Using this knowledge, watch the video clip below and have a go at the worksheet questions you are directed to complete. There is no need to print the sheet out you can just write the question number and your answer.

Today in Science, we are starting our new topic of life cycles. In particular, over the next few weeks, the life cycle of plants. Watch the video below for an introduction to the topic and an explanation of the research to complete today.

Below are the different web links referred to in the teaching video. Use your observation skills to see what happens as the seeds grow.

Please watch the video below which explains the scientific investigation Miss Busby carried out over half term, into whether temperature affects the germination of cress seeds.

The results of this experiment will be released in next week’s science lesson.

Hello, Year 5. Here is our Happy Picture of the Day:

Below is the home learning for today. Remember that you don’t need to print off the work you can complete it on a separate piece of paper.

Each day we expect you to complete:

20 minutes of reading, 20 minutes of Times Table Rockstars and 20 minutes of Spelling Shed.

English:

Before we begin to plan and write our own instructions, it is important to look at some good examples of instructions and be aware of the key features that we need to make sure that we include. Look at the example below and identify the key features using the checklist. You can colour code it like we do in school!

Today, we are continuing with our exploration of comparing and ordering fractions greater than 1. Below is a video link of Miss Busby completing two worked examples and talking through the different steps to approaching the questions.

Using this knowledge, watch the video clip below and have a go at the worksheet questions you are directed to complete. There is no need to print the sheet out you can just write the question number and your answer.

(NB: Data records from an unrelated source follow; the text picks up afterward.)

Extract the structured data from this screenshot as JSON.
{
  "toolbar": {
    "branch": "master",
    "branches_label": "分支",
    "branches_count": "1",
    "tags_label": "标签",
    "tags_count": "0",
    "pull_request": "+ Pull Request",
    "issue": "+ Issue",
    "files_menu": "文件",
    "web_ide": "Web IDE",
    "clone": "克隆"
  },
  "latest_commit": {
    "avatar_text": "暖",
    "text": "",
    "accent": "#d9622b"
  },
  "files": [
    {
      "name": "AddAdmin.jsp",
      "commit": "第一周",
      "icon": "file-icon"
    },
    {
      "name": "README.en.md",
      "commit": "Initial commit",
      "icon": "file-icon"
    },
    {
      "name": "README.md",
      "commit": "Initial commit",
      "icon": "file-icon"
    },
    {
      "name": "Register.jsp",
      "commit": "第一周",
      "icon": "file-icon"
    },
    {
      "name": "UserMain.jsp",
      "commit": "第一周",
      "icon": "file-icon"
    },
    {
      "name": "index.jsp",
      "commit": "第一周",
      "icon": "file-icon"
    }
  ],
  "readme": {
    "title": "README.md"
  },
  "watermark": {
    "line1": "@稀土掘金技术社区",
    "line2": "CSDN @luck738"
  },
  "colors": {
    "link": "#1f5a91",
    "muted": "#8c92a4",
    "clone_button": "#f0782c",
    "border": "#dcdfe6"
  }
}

This term we have been looking at creation stories, we will be focusing on the creation stories for Christianity, Judaism and Islam. Look at the three different stories and answer these questions:

What are the main similarities and differences between these creation stories?

Why do you think all of these creation stories are similar?

Is it possible to create a universe in seven days?

Where do you think these creation story ideas came from?